Return each line of the entries that holds the string "icon".

** Provided records follows **

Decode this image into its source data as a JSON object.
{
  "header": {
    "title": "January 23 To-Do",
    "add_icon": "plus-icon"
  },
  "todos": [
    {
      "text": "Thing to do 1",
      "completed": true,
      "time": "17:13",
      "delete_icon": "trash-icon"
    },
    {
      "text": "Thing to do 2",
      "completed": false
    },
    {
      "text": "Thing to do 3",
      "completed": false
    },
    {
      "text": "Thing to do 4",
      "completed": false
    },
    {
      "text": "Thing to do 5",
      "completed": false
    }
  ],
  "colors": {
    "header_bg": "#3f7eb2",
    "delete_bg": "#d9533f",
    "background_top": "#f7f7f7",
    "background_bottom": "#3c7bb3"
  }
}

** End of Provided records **

**Exercise solution**.
    "add_icon": "plus-icon"
      "delete_icon": "trash-icon"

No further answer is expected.